_AIM OF THE TASK_:
Copy every line of the records that includes the word "icon".

─── SUPPLIED ENTRIES

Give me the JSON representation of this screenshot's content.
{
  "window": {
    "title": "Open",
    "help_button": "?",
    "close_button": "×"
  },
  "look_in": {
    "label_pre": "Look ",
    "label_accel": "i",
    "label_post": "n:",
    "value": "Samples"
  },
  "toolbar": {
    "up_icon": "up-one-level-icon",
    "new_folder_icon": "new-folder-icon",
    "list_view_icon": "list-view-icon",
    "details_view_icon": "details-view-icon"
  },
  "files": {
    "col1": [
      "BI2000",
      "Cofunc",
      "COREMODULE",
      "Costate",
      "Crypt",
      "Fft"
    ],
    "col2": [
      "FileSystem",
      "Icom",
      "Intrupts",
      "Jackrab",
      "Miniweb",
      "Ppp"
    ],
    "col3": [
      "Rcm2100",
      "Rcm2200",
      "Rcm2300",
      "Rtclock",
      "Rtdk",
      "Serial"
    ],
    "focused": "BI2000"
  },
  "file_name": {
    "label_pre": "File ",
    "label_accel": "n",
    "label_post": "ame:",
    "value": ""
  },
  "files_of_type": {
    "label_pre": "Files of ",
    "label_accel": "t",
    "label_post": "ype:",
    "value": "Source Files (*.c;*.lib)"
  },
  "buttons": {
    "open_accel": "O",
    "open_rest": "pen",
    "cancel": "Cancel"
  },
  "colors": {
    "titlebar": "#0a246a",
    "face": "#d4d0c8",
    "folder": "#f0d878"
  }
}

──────

_ANSWER BELOW_:
    "up_icon": "up-one-level-icon",
    "new_folder_icon": "new-folder-icon",
    "list_view_icon": "list-view-icon",
    "details_view_icon": "details-view-icon"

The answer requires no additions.